What with his business as newsboy, his publication of the Weekly Herald, his reading and chemical and electrical experiments, Edison was leading a busy life and making rapid progress, but unexpectedly there came disaster, which brought about a sudden change. One day, shortly after he had rescued Mr. Mackenzie’s child, as the train was running swiftly over a piece of poorly laid track, there was a sudden lurch, and, before Edison could catch it, a stick of phosphorus was jarred from its shelf, fell to the floor and burst into flame.
The car took fire, and Edison was trying in vain to put out the blaze when the conductor, a quick-tempered Scotchman, rushed in with water and saved the car. On arriving at the next station, Mount Clemens, the enraged conductor promptly put the boy off with his entire outfit, including his laboratory and printing-plant.

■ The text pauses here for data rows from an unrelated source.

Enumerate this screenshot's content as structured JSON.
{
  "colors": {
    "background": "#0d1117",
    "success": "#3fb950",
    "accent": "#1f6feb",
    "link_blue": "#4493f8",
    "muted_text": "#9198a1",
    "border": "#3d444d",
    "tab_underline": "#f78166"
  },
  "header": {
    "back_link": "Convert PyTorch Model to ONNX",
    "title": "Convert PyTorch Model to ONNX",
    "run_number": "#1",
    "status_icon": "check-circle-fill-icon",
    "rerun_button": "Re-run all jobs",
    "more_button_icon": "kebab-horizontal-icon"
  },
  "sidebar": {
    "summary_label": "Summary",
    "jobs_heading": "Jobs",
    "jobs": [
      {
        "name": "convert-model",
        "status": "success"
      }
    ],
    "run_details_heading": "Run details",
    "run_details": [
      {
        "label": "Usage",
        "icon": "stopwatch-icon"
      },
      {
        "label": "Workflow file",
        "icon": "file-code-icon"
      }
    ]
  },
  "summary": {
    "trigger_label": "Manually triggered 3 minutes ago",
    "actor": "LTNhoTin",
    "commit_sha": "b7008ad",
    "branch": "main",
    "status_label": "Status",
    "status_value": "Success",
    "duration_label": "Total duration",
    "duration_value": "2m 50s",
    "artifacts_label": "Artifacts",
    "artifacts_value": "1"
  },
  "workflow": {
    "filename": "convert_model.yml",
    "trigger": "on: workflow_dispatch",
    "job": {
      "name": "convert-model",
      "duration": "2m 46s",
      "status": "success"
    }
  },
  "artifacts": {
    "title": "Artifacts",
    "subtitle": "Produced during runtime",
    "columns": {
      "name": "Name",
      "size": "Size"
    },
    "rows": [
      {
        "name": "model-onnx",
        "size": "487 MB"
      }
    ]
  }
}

It was through this incident that Edison acquired his lifelong deafness, for the conductor boxed his ears so severely as to cause this infirmity. To most people this would be an affliction, but not so to Mr. Edison, who said about it recently:
“This deafness has been of great advantage to me in various ways. When in a telegraph office I could hear only the instrument directly on the table at which I sat, and, unlike the other operators, I was not bothered by the other instruments. Again, in experimenting on the telephone, I had to improve the transmitter so that I could hear it. This made the telephone commercial, as the magneto telephone receiver of Bell was too weak to be used as a transmitter commercially. It was the same with the phonograph. The great defect of that instrument was the rendering of the overtones in music and the hissing consonants in speech. I worked over one year, twenty hours a day, Sundays and all, to get the word “specie” perfectly recorded and reproduced on the phonograph. When this was done I knew that everything else could be done—which was a fact. Again, my nerves have been preserved intact. Broadway is as quiet to me as a country village is to a person with normal hearing.”
But we left young Edison on the station platform, sorrowful and indignant, as the train moved off, deserting him in the midst of his beloved possessions. He was saddened, but not altogether discouraged, and after some trouble succeeded in making his way home, where he again set up his laboratory and also his printing-office. There was some objection on the part of the family, as they feared that they might also suffer from fire, but he promised not to bring in anything of a dangerous nature.
He continued to publish the Weekly Herald, but after a while was persuaded by a chum to change its character and publish it under the name of Paul Pry, making it a journal of town gossip about local people and their affairs and peculiarities.
No copies of Paul Pry can now be found, but it is known that its style was distinctly personal, and the weaknesses of the towns-people were discussed in it very freely and frankly by the two boys. It caused no small offense, and in one instance Edison was pitched into the St. Clair River by one of the victims whose affairs had been given such unsought publicity.
Possibly this was one of the reasons that caused Edison to give up the paper not very long afterward. He had a great liking for newspaper work, and might have continued in that field had it not been for strong influences in other directions. There is no question, however, that he was the youngest publisher and editor of his time.